Computers on Wheels? In the early 2000s, a metaphor borrowed from consumer electronics helped electric vehicle enthusiasts, Silicon Valley engineers, and policymakers reinvent the automobile

Research output: Contribution to journalArticle

Abstract

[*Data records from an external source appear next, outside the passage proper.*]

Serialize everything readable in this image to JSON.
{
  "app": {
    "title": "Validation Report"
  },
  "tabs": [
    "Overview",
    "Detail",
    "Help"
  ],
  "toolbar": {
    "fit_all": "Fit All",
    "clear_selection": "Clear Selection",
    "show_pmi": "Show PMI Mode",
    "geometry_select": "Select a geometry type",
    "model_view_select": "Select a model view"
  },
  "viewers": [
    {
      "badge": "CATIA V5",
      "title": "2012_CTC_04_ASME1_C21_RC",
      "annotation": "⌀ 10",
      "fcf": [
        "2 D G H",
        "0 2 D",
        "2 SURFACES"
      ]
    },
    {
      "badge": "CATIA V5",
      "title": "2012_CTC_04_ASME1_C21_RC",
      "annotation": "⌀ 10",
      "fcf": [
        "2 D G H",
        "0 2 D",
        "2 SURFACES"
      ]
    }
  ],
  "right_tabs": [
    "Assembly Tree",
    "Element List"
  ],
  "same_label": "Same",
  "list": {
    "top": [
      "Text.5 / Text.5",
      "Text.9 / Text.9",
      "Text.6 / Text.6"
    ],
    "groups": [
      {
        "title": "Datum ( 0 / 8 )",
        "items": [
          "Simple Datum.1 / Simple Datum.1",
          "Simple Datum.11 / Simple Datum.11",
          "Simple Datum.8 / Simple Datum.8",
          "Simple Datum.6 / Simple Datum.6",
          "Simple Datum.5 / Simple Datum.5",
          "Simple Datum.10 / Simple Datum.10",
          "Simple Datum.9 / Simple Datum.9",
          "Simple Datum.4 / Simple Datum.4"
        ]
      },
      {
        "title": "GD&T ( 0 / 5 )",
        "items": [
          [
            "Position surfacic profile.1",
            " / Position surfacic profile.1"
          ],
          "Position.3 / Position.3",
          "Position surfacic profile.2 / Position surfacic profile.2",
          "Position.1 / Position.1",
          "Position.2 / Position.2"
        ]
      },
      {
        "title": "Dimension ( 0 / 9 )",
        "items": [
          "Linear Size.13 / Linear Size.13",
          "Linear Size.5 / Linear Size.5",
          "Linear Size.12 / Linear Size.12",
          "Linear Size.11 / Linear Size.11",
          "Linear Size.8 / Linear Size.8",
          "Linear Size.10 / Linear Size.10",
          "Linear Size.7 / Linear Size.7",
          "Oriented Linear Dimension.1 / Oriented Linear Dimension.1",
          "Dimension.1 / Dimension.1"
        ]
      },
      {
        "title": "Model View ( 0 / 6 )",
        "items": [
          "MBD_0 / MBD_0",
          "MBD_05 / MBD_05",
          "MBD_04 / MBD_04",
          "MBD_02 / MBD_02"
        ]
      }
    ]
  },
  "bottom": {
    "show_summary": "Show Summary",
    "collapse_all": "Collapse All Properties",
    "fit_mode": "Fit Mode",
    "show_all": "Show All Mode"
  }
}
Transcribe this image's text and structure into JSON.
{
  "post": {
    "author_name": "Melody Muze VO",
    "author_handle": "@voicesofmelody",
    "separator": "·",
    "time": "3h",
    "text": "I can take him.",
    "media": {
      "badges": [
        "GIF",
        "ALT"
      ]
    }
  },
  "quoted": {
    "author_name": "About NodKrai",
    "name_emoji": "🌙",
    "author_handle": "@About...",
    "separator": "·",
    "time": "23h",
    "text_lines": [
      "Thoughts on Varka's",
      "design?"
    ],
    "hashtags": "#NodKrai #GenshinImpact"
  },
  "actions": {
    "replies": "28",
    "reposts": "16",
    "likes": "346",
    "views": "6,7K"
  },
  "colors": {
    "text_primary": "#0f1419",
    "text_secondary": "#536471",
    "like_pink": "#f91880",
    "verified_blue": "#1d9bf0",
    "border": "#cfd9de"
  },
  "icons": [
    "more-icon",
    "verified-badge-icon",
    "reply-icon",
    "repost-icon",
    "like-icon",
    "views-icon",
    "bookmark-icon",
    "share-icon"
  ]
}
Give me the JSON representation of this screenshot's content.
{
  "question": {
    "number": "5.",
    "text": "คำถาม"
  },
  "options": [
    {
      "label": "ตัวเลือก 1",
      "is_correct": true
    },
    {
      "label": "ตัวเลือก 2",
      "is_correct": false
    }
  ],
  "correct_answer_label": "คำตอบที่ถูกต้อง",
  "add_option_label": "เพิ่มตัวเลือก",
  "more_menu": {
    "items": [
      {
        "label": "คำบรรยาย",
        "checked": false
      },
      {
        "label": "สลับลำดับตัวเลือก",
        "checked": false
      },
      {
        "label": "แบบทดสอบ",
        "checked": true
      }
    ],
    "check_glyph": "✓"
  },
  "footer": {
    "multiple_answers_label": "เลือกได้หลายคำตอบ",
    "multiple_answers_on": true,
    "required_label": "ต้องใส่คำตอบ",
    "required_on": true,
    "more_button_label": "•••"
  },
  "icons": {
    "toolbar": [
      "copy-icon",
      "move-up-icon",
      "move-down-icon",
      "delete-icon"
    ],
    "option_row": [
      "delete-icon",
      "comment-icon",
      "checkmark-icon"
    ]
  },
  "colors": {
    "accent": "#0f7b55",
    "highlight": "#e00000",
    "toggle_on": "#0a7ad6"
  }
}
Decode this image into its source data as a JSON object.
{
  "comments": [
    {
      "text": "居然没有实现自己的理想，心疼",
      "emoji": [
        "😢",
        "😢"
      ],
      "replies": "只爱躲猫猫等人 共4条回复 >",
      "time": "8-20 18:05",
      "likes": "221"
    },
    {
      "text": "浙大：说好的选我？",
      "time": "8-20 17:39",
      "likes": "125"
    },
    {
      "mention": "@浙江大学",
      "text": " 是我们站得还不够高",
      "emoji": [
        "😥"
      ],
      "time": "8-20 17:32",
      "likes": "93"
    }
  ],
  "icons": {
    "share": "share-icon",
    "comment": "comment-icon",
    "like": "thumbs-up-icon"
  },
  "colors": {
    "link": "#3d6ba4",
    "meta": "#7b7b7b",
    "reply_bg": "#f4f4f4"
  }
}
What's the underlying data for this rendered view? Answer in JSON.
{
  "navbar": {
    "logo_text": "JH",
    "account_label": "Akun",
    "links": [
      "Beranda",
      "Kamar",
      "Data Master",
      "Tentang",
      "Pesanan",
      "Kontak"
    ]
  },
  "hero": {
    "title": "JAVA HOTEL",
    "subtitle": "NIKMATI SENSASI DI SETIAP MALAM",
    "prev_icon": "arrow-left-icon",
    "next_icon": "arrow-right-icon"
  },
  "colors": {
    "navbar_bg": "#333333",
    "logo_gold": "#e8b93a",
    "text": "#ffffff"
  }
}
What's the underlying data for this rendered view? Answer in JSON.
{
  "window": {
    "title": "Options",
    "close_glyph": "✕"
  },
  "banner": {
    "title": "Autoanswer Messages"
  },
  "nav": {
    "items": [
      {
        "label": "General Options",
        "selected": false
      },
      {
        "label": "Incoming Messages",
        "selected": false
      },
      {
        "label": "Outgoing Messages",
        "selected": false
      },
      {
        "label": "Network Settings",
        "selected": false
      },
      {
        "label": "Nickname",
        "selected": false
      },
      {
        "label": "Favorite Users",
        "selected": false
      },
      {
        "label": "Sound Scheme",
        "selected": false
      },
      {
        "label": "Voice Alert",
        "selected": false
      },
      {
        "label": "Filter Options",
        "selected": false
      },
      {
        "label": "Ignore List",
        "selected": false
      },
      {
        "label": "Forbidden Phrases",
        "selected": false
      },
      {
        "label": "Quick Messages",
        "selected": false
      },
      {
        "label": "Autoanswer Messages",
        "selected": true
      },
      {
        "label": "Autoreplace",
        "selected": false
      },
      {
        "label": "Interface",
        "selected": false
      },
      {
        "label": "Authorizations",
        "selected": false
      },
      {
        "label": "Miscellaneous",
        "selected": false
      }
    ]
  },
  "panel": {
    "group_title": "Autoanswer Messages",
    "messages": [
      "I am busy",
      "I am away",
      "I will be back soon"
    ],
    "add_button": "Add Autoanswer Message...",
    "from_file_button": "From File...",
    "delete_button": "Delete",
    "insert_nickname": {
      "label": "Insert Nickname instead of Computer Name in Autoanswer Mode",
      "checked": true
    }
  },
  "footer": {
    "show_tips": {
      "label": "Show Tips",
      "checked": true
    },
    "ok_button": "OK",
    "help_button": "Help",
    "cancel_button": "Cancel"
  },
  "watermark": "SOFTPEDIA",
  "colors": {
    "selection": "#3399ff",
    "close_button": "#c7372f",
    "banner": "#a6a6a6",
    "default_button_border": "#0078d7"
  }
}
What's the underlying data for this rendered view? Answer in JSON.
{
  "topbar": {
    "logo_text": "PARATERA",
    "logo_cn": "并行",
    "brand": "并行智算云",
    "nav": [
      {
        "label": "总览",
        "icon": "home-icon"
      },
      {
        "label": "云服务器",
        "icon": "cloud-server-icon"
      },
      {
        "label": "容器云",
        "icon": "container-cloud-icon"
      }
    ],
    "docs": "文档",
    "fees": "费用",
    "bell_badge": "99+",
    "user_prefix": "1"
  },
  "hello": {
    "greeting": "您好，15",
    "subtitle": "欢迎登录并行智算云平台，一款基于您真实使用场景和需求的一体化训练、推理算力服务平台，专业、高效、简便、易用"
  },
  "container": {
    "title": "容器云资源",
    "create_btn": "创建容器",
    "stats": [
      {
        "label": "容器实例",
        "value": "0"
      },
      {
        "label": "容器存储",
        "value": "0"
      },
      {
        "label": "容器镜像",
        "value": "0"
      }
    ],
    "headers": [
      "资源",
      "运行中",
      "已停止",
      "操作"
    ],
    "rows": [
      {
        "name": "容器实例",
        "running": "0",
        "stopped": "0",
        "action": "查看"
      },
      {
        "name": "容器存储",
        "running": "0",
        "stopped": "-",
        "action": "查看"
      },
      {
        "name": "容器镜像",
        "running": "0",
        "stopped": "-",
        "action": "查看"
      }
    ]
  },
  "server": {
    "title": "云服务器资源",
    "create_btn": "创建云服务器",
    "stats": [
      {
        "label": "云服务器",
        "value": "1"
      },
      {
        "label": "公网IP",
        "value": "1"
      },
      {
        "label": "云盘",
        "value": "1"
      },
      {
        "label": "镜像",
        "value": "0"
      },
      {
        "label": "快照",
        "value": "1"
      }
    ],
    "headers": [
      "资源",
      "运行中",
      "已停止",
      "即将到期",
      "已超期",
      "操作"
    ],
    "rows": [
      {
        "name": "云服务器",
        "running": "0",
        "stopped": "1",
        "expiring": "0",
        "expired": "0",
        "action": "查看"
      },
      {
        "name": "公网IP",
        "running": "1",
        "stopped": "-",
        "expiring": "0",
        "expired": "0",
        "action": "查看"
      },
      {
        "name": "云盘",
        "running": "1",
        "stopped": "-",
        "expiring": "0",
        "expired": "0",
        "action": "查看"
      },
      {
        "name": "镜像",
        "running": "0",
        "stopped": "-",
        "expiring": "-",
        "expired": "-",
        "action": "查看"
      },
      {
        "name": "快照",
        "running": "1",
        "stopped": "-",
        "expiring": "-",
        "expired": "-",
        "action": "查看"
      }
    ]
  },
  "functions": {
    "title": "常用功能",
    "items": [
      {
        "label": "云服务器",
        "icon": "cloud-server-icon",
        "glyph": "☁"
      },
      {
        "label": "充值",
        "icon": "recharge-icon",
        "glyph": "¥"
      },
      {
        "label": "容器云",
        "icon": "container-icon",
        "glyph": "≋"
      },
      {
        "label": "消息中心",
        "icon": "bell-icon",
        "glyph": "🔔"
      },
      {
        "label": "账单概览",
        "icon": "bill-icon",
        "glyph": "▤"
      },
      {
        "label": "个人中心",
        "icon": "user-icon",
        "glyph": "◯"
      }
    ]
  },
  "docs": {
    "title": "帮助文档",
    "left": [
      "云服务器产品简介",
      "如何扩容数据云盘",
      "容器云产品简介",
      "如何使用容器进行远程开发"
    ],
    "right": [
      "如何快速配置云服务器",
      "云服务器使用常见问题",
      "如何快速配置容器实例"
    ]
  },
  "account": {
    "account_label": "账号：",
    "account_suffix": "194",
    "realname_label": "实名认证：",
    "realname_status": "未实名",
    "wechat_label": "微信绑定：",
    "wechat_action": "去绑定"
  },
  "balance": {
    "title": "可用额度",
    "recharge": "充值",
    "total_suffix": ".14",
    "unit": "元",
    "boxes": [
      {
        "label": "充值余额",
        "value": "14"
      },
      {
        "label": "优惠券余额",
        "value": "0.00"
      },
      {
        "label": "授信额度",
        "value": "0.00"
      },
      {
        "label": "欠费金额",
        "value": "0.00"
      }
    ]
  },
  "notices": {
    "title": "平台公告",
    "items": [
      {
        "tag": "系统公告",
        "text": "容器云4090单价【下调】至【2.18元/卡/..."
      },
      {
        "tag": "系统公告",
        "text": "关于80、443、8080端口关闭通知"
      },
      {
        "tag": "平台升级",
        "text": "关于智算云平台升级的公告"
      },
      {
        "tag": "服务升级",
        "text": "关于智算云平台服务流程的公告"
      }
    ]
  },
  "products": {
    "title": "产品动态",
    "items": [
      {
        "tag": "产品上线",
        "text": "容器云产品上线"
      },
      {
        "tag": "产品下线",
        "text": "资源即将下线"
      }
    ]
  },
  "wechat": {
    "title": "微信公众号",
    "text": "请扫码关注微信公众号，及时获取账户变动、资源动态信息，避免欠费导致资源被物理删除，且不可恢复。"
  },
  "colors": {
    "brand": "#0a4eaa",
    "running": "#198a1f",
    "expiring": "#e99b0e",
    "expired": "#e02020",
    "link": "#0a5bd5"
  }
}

In the early 2000s, electric vehicles (EVs) fell victim to what some observers characterized as one of the most heinous and irresponsible acts of industrial vandalism in American history. After leasing several thousand EVs to customers, many of whom grew to love their cars, automakers recalled and destroyed or otherwise disposed of almost all of them. As documented by filmmaker Chris Paine in the 2006 film Who Killed the Electric Car?, General Motors’ brazen cancellation of its popular EV1, then the world’s most advanced automobile, became seared in the popular consciousness. Embittered by what they saw as a corporate conspiracy against common sense and environmental rectitude, EV proponents pushed back. Enthusiasts had long homebrewed their own EVs, and the death of the electric car sparked a fresh round of do-it-yourself activism.

This activism, informed in large part by the information technology (IT) revolution, played a major role in enabling the EV revival that began in the late 2000s and early 2010s. Guided by experience with materials, systems, and modes of organizing innovation from the world of IT, the movement spawned a powerful metaphor: the EV as a computer on wheels. This idea would cast the electric car in the glow of Silicon Valley’s unparalleled success, breathing new life into the EV project and sustaining it until public policy intervened to secure its future in the mid-2000s.
Original languageEnglish
Pages (from-to)70-73
Number of pages4
JournalIssues in Science and Technology
Volume39
Issue number2
Publication statusPublished - 1 Feb 2023

Keywords

  • electric vehicles
  • activism
  • product development

Fingerprint

Dive into the research topics of 'Computers on Wheels? In the early 2000s, a metaphor borrowed from consumer electronics helped electric vehicle enthusiasts, Silicon Valley engineers, and policymakers reinvent the automobile'. Together they form a unique fingerprint.

Cite this